Symposium on Computational Approaches to Creativity in Science, Stanford University, March 29-30, 2008

Computational Aesthetics, Lisbon, Portugal, June 18-20, 2008

2nd Design Creativity Workshop, Atlanta, Georgia June 22, 2008

5th International Workshop on Computational Creativity, Madrid, Spain September 17-19, 2008

Although it seems clear that creativity plays an important role in developing intelligent systems, it is less clear how to model, simulate, or evaluate creativity in such systems. In other words, it is often easier to recognize the presence and effect of creativity than to describe or prescribe it. The purpose of this symposium is to explore the synergies between creative cognition and intelligent systems in a cross-disciplinary setting that fosters cooperation both in designing creative systems and in creatively designing systems. This focus on creativity in the context of intelligent systems has the potential for increasing innovation in existing fields of research as well as for defining new fields of study, including

  1. Artificially Creative Systems: development of new types of intelligent systems that produce or simulate creativity using novel approaches to reasoning, searching, and representing knowledge. These systems may be inspired by human creativity or by the possibilities of artificial systems beyond human capabilities.
  2. Computational Models of Human Creativity: construct cognitive models of human creativity that can be the basis for computational creativity.
  3. Intelligent Systems for Supporting Creativity: produce user interfaces, interaction design, decision support, and data modeling techniques that lead to the development of intelligent assistants that support the user in being more creative.

To guide potential participants, the following is a (representative) list of possible topics that could be included in the symposium.

  • paradigms for understanding creativity, including heuristic search, analogical reasoning, and re-representation;
  • creativity in different disciplines, including design, art, music, and science;
  • perspectives on creativity, including models of human behavior, intelligent systems, and creativity-support tools;
  • the role of creativity in learning, innovation, improvisation, and other pursuits;
  • factors that enhance creativity, including conflict, diversity, knowledge, intuition, reward structures, and technologies
  • social aspects of creativity, including the relationship between individual and social creativity, diffusion of ideas, collaboration and creativity, formation of creative teams, and simulating creativity in social settings.
A brief post-workshop report can be found here.

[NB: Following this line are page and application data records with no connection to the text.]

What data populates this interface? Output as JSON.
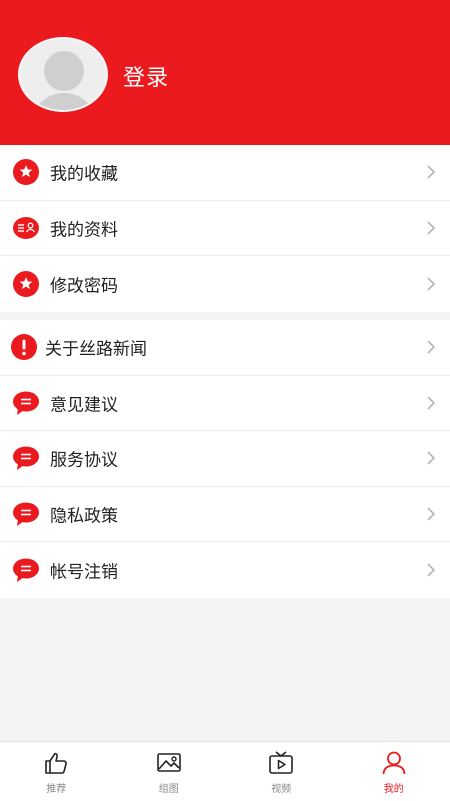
{
  "header": {
    "login_label": "登录"
  },
  "menu_group_1": [
    {
      "label": "我的收藏",
      "icon": "star-icon"
    },
    {
      "label": "我的资料",
      "icon": "profile-card-icon"
    },
    {
      "label": "修改密码",
      "icon": "star-icon"
    }
  ],
  "menu_group_2": [
    {
      "label": "关于丝路新闻",
      "icon": "exclamation-icon"
    },
    {
      "label": "意见建议",
      "icon": "chat-bubble-icon"
    },
    {
      "label": "服务协议",
      "icon": "chat-bubble-icon"
    },
    {
      "label": "隐私政策",
      "icon": "chat-bubble-icon"
    },
    {
      "label": "帐号注销",
      "icon": "chat-bubble-icon"
    }
  ],
  "tabbar": {
    "tabs": [
      {
        "label": "推荐",
        "icon": "thumbs-up-icon",
        "active": false
      },
      {
        "label": "组图",
        "icon": "image-icon",
        "active": false
      },
      {
        "label": "视频",
        "icon": "tv-play-icon",
        "active": false
      },
      {
        "label": "我的",
        "icon": "user-icon",
        "active": true
      }
    ]
  },
  "colors": {
    "brand": "#ea1a1e",
    "background": "#f4f4f6",
    "inactive_tab": "#888888"
  }
}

This material is based upon work supported by the National Science Foundation under Grant No. IIS-0746077.
Any opinions, findings and conclusions or recomendations expressed in this material are those of the author(s) and do not necessarily reflect the views of the National Science Foundation (NSF).